Following these nine steps can help protect youth sports participants - and your programs.

With time and resources scarce, it's no surprise that many volunteer youth sports organizations struggle to conduct proper background checks. When children's safety and well-being are at stake, guidelines need to be in place that help program administrators ensure the safety of their participants.

Based on reports from experts with experience in youth sports, background screening and law enforcement, as well as input from a group of recreation administrators, the National Alliance for Youth Sports has developed a nine-step process to help youth sports organizations meet the challenge of implementing background checks:

Have a written screening policy. It should be included in any organization's policies and procedures, and communicated to everyone.

Provide job descriptions for every position. Doing so creates boundaries for volunteers, who should be required to read, sign and date the written descriptions.

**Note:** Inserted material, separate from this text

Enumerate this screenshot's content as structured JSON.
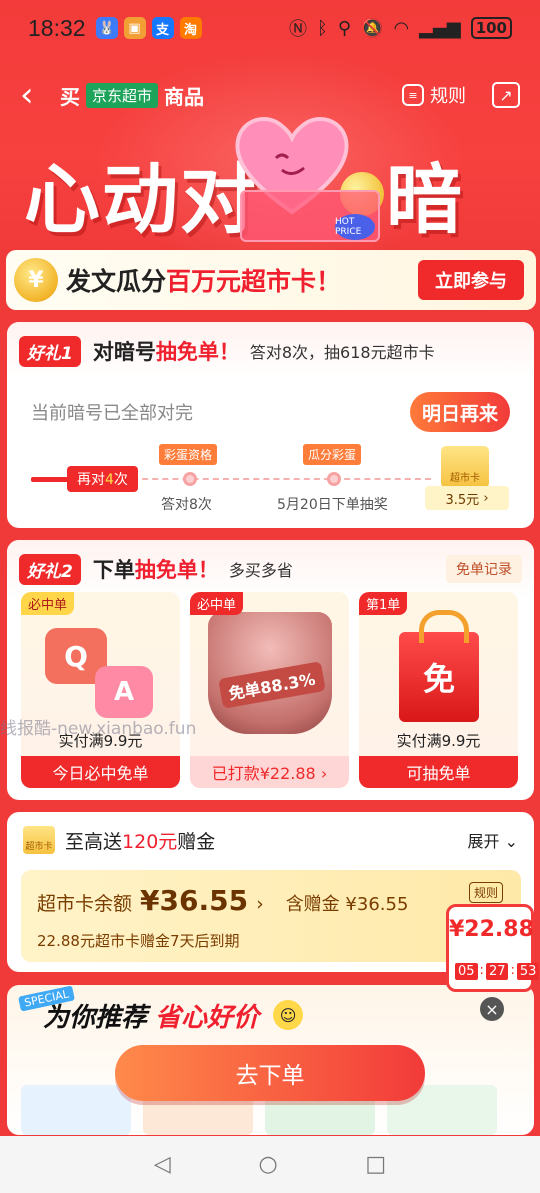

Obtain completed application forms for all positions. Required information should include name, address, references and employers. Insist that every potential volunteer complete a form, regardless of how desperate the organization is for "warm bodies."

Obtain a signed and dated consent form. This informs volunteers of investigations into their backgrounds and protects organizations against potential invasion-of-privacy claims.

Review references and employer information. This helps determine whether the volunteer possesses the basic necessities for a given position.

Interview the applicant. Develop a standard routine to save time and allow for consistency. Don't be afraid to ask tough questions.

Conduct a criminal background check. If resources are scarce, ask local lawmakers and law-enforcement officials for help. Also consider fundraising to help pay for background checks. Be aware that a criminal-history background check is just one component of a thorough screening process; many people who do not have a criminal history may still be unfit for volunteering.

Provide training for all volunteers and hold them accountable. Make volunteers pledge to uphold a code of ethics, and hold them accountable for all actions for as long as they are a part of the organization.

Review procedures and provide continuous oversight of volunteers. Evaluate screening results and determine what makes a particular volunteer undesirable. Document decisions, and periodically evaluate a volunteer's performance.